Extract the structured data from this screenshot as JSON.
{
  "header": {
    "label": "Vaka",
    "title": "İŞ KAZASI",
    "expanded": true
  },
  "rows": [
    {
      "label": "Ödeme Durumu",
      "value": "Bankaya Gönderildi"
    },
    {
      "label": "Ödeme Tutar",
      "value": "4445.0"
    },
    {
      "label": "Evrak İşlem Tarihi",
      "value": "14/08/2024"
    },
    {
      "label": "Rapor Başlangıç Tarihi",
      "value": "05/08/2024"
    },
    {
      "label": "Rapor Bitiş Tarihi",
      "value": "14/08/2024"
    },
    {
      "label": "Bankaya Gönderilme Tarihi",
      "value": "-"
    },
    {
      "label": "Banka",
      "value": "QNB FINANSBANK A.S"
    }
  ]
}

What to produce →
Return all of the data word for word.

Exercise output →
Extract the structured data from this screenshot as JSON.
{
  "header": {
    "label": "Vaka",
    "title": "İŞ KAZASI",
    "expanded": true
  },
  "rows": [
    {
      "label": "Ödeme Durumu",
      "value": "Bankaya Gönderildi"
    },
    {
      "label": "Ödeme Tutar",
      "value": "4445.0"
    },
    {
      "label": "Evrak İşlem Tarihi",
      "value": "14/08/2024"
    },
    {
      "label": "Rapor Başlangıç Tarihi",
      "value": "05/08/2024"
    },
    {
      "label": "Rapor Bitiş Tarihi",
      "value": "14/08/2024"
    },
    {
      "label": "Bankaya Gönderilme Tarihi",
      "value": "-"
    },
    {
      "label": "Banka",
      "value": "QNB FINANSBANK A.S"
    }
  ]
}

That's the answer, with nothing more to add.